Although Parkinson admitted his competitive fire has burned out, he still managed to dismantle some of the top-ranked surfers on the ‘QS  and ‘CT during the Hawaiian Pro at Haleiwa just weeks before his retirement. Parko’s win made him a serious contender for the Vans Triple Crown, and he ended up finishing runner-up his retiring year. Photo: Tktk

Parkinson, savoring his final moments as a dedicated 17-year veteran of the ‘CT at the 2018 Pipe Masters. Photo: Macfarlane

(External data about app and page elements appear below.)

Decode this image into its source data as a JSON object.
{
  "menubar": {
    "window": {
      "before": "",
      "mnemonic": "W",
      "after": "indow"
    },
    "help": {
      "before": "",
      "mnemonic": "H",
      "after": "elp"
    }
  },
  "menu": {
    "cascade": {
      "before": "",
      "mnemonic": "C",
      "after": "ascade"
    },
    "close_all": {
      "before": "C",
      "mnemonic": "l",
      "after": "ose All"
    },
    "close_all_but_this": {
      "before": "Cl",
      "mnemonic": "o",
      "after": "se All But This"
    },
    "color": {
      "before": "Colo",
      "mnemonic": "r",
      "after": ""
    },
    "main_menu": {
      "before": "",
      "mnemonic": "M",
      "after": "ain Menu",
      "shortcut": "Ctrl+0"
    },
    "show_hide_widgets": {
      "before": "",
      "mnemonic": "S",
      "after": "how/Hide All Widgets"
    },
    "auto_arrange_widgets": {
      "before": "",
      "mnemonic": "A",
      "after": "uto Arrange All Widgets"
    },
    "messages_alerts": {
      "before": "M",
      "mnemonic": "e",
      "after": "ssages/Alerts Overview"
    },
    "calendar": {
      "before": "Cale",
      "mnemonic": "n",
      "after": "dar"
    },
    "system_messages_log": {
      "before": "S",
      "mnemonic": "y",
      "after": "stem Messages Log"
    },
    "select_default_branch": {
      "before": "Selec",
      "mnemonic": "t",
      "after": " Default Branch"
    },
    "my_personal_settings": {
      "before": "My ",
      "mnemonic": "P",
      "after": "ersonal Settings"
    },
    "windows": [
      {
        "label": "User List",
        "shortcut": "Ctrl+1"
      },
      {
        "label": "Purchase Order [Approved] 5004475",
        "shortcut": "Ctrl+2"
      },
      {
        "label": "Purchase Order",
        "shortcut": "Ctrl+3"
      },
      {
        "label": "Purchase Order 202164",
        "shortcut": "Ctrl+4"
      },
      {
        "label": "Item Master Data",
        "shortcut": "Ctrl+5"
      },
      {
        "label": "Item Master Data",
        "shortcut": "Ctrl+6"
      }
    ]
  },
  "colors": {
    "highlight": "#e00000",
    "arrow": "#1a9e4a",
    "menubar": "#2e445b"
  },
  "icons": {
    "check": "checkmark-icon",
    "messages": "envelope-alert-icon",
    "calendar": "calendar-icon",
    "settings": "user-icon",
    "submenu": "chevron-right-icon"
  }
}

One of the benefits of announcing your retirement from the Tour early on is that every remaining event becomes a farewell party. It all crescendoed at the Billabong Pipe house where half of Metallica played for the retiree. Photo: Macfarlane

Probably the most joyous reaction to an elimination ever, Parkinson celebrates his retirement as the hooter of his last heat sounds during the 2018 Pipe Masters. Photo: Macfarlane

Chaired up the beach by fellow World Champs Mark Occhilupo and Mick Fanning. Photo: Macfarlane

From flipping birds in the barrel to throwing peace signs, Parko’s not really sure what’s next for him now that he’s retired from the tour, but you can guarantee there’ll be a whole lotta this. Photo: Macfarlane

And this as well. Cheers Parko and thanks for all the amazing performances that kept us entertained the last 17 years. Photo: Macfarlane